Not seeing the truth
It was nine years ago this month when I finally acknowledged, without any further excuses or caveats, that my relationship with alcohol was destructive and damaging and I’d better quit drinking alcohol if I was to have any hope of a happy and healthy life.
When I look back on my boozy years now, I find it bizarre that I was pouring such vast quantities of a mind-altering substance down my throat, with such frequently awful repercussions, and yet (mostly) I found it perfectly acceptable to continue doing so.
Once in a blue moon, friends would rebuke me for getting completely smashed and acting in a way that was shameful/embarrassing/aggressive/flirtatious. I would very occasionally, after a particularly heavy session, ponder whether or not I was “an alcoholic”. And every so often, I would wake up with the most horrendous hangover and decide that I would never drink alcohol again – only to pour another glass a few days, or weeks, later, once the shocking memories and nausea had worn off and I’d managed to convince myself (yet again) that I did not actually have an alcohol problem.
Alcohol norm, alcohol harm, alcohol profits
Where did this inability to see the truth come from? To a large extent, it emerged from the collective denial that we, as a nation of binge drinkers, demonstrate in our attitudes towards alcohol. We are brought up from an early age bombarded by reassurances and “evidence” supporting the notion that alcohol is normal, fun, expected, sophisticated, glamorous, sexy, and grown-up; an essential part of life. Moreover, we are rarely exposed to the competing message – that alcohol is not required for fun, is a known carcinogenic, and, rather than making us look sexy and glamorous, actually turns many of us when we over-indulge into obnoxious, repetitive, careless, and thoughtless individuals (not to mention being a causal factor in over 200 different disease and injury conditions).
The alcohol industry certainly plays its part in reinforcing the positives of booze. Its usage of the phrase “responsible drinker” and preferred demarcation of “responsible drinkers” and “alcoholics” adds to society’s perception that those who become ill because of alcohol have only themselves to blame, whereas the ones who can moderate are respectable adults who are innocently enjoying one of life’s little pleasures.
But we know that the industry earns the majority of its revenues from heavy alcohol users; at the opposite end of the spectrum, those imbibing the very occasional sherry or small glass of wine are not money-makers and therefore of little consequence to the shareholders of Big Alcohol. It’s the people who drank like I once did (a lot; frequently) who comprise the booze manufacturers’ most valued customer base.
Who is benefiting?
As we see all kinds of businesses swiftly transforming their marketing and advertising strategies during the coronavirus pandemic in order to appeal to the consumer stuck at home on lockdown, feeling anxious and stressed, it’s notable that alcohol companies are also jumping on the bandwagon.

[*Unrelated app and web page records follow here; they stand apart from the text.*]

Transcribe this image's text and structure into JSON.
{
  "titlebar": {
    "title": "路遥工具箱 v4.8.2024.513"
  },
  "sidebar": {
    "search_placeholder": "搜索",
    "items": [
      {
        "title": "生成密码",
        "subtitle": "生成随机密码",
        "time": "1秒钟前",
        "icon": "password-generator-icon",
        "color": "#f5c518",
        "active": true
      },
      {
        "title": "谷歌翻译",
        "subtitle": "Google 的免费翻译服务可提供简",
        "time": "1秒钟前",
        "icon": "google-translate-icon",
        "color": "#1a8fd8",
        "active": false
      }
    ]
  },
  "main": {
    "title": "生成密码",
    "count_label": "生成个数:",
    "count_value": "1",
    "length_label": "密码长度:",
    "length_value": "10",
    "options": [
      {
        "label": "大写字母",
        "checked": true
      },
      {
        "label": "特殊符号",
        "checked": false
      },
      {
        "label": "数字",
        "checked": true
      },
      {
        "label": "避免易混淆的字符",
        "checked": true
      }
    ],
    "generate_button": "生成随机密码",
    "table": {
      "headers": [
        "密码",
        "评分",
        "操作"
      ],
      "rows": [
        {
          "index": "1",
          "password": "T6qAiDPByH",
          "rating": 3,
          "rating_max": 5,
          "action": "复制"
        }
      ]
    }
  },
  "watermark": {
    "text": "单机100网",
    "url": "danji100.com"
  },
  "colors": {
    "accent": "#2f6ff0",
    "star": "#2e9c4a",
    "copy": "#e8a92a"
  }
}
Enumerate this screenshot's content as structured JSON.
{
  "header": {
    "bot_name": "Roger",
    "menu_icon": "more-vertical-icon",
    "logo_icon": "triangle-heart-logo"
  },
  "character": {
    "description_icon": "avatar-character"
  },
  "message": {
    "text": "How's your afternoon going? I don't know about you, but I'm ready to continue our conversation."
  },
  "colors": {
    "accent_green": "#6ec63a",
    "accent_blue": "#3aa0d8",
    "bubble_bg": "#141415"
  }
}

And to many, this is the ideal time to get stuck into the ‘quarantinis’, with no regular work schedules to adhere to and the rules of normal life having vanished into thin air. Evidence of heavy alcohol consumption as a mass response to the lockdown can be seen thousands of times over, every day, on social media.
But ask yourself this; when the ‘fun drinking’ turns into a coping mechanism to relieve the angst and worry; when the financial strain of lockdown becomes overwhelming and alcohol is relied upon to numb it out; when frustration and boredom become fuelled by booze and transform into violence and arguments; when getting up for school and work has morphed into lying in bed most mornings with a terrible hangover and a bellyful of regret – who’s benefitting then?
From denial to awareness
In my experience, for many binge drinkers, there’s a truckload of negative consequences that go hand-in-hand with any perceived benefits from alcohol. The people who post on Soberistas (and me too, pre-2011) have all fallen foul of the trap set by the alcohol industry – that booze only lifts us temporarily because, for a short time, it resolves the very issues it causes, the ones that wouldn’t exist if you didn’t drink alcohol; that when you’re still drinking, it’s virtually impossible to recognise you can avoid those issues completely by not drinking alcohol.
At this time, when the maintenance of our mental and physical health has never been more important, why not find out for yourself if life feels better once you’ve escaped the booze trap? You might be pleasantly surprised.